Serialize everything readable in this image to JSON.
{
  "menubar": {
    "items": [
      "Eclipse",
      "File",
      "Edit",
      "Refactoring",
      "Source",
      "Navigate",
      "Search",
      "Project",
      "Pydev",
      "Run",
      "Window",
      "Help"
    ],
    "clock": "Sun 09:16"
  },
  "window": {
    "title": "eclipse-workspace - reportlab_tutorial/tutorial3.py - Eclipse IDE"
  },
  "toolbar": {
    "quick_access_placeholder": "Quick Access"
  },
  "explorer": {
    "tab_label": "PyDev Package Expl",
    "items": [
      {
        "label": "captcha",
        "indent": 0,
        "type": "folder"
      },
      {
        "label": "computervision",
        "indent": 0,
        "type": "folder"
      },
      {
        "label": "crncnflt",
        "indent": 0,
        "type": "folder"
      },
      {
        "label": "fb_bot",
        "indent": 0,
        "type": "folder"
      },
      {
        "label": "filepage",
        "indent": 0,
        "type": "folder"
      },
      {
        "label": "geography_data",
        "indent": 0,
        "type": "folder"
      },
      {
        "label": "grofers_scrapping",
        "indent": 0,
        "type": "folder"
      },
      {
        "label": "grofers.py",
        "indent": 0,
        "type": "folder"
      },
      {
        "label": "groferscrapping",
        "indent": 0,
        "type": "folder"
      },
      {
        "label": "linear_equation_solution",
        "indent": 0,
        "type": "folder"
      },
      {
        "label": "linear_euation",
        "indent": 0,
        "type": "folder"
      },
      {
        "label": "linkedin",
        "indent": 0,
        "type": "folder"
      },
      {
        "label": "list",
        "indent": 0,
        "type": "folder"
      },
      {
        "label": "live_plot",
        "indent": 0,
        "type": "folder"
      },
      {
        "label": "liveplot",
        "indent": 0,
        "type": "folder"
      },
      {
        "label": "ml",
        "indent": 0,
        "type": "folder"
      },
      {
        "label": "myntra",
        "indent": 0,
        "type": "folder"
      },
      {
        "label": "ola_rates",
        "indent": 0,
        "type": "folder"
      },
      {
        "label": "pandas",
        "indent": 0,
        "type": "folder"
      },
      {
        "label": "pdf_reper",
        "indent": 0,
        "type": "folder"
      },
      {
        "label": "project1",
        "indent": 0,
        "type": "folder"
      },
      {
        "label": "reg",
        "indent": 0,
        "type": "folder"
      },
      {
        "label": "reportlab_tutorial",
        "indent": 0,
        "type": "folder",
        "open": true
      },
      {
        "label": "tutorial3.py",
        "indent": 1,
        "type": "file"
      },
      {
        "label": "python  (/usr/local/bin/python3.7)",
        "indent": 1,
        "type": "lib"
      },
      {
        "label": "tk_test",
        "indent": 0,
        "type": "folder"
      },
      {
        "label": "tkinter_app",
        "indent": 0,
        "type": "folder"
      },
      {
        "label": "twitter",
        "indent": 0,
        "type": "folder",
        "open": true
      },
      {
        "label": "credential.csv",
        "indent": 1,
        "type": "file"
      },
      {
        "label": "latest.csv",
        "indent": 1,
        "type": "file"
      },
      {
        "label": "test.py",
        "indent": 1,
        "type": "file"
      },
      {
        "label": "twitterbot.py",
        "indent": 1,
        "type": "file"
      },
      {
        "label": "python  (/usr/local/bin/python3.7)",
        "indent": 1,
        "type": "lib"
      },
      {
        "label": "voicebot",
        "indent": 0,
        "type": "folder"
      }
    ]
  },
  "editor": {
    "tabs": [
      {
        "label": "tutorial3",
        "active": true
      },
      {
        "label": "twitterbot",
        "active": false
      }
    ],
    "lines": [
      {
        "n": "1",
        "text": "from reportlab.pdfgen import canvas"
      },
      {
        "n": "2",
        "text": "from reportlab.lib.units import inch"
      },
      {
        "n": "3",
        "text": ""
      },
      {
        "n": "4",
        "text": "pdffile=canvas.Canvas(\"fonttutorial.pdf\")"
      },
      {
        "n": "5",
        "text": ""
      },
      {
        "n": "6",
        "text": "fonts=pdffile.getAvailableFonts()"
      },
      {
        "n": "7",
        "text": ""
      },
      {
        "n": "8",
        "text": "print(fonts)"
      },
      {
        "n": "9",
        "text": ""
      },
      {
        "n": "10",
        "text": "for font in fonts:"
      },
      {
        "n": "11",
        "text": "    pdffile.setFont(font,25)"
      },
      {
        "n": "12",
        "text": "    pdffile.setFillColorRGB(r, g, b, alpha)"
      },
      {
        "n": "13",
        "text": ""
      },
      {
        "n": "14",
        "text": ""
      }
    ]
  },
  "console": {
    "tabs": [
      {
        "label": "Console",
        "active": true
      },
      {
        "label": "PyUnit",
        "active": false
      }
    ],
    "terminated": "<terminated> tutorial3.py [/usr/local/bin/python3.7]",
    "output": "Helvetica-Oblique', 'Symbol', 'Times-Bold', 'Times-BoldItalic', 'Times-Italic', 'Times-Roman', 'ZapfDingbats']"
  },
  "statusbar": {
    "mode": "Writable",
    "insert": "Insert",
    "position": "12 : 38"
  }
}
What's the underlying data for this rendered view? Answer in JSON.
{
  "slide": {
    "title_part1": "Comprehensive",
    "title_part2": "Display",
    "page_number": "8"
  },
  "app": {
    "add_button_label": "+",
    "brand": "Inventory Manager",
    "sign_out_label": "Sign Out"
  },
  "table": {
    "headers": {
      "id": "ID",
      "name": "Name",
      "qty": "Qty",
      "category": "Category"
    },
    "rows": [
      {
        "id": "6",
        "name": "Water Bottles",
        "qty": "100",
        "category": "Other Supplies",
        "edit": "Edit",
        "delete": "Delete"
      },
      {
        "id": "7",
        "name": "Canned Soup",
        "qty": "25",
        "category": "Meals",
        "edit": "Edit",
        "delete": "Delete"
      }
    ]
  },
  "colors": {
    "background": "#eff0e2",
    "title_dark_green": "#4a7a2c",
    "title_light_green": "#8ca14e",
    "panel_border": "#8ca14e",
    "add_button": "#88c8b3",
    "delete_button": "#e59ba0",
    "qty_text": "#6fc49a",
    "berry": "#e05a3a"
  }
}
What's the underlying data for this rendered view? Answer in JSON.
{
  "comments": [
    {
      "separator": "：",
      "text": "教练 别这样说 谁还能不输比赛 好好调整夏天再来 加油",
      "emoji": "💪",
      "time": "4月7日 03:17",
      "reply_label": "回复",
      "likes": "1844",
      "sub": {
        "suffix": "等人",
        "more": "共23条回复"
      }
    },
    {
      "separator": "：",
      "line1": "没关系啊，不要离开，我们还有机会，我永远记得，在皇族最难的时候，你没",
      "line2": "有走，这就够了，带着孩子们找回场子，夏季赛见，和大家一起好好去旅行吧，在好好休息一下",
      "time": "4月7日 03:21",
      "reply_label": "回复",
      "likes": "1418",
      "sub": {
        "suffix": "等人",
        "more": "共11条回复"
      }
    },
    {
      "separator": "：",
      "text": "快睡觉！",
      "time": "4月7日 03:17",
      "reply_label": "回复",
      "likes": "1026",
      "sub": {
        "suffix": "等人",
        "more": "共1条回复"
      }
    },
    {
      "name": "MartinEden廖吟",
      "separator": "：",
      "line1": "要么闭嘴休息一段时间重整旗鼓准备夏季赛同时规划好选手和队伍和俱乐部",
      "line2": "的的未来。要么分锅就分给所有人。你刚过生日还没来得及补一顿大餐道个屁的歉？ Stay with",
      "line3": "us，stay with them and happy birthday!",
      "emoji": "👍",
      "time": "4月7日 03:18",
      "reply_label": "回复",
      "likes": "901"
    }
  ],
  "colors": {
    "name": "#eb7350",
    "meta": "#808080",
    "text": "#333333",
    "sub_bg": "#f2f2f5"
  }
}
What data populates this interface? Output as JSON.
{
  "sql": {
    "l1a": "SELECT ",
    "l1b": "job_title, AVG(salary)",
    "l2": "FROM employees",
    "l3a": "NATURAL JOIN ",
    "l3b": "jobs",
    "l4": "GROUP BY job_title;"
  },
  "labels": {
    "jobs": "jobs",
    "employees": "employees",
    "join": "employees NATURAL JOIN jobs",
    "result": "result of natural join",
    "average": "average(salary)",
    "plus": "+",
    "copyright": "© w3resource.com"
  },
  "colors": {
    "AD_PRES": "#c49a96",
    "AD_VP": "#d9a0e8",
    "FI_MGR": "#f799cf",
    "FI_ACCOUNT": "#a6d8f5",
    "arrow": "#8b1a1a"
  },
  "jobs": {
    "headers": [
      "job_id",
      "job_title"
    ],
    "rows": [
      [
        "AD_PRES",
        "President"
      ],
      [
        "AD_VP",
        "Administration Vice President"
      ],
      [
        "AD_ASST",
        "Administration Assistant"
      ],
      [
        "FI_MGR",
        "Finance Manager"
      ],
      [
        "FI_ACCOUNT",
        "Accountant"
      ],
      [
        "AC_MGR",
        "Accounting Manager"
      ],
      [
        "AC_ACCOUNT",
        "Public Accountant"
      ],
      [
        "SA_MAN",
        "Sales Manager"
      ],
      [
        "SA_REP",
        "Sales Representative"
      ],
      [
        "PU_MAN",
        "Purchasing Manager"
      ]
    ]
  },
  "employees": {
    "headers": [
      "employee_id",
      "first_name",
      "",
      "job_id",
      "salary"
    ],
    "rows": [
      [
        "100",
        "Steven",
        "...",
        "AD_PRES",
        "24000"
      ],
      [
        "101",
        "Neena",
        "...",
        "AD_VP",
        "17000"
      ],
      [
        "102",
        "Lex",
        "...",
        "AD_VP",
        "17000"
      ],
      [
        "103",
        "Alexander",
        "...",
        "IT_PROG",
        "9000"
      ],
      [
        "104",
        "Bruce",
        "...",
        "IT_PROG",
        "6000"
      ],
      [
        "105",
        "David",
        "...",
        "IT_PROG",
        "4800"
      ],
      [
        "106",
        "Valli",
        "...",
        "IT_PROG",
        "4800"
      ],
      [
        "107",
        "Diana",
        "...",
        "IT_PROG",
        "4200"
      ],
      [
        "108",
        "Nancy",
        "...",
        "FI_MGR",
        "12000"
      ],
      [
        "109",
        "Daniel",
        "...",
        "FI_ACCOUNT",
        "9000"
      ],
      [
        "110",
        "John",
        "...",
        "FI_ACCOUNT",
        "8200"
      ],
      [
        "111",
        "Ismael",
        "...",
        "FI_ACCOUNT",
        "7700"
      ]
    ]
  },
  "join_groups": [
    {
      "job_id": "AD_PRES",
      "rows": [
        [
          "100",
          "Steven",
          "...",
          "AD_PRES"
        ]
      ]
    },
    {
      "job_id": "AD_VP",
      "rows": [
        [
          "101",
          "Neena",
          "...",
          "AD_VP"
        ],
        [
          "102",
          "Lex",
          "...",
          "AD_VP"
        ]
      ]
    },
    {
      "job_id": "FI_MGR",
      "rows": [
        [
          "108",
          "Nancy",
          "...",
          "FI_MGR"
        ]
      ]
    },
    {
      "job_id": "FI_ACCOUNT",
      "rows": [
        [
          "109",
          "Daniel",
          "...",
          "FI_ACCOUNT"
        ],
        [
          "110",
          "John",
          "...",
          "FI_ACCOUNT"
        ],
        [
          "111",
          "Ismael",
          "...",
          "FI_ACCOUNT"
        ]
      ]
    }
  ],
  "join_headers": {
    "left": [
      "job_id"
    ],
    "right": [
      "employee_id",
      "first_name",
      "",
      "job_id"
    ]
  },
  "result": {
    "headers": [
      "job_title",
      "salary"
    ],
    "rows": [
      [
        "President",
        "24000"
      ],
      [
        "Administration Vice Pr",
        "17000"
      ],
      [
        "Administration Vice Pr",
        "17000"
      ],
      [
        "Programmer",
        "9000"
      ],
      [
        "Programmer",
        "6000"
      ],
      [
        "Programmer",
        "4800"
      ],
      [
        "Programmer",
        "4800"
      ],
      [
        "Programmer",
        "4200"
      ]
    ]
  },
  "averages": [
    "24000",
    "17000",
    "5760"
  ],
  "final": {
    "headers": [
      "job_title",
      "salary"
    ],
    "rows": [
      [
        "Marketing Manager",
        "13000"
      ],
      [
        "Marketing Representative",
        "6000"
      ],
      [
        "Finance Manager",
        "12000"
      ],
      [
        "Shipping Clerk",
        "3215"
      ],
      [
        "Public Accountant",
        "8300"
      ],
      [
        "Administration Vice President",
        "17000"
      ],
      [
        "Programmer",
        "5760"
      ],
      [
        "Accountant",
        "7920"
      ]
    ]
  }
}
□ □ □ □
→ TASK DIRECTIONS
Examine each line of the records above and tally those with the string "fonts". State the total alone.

→ TASK ANSWER
3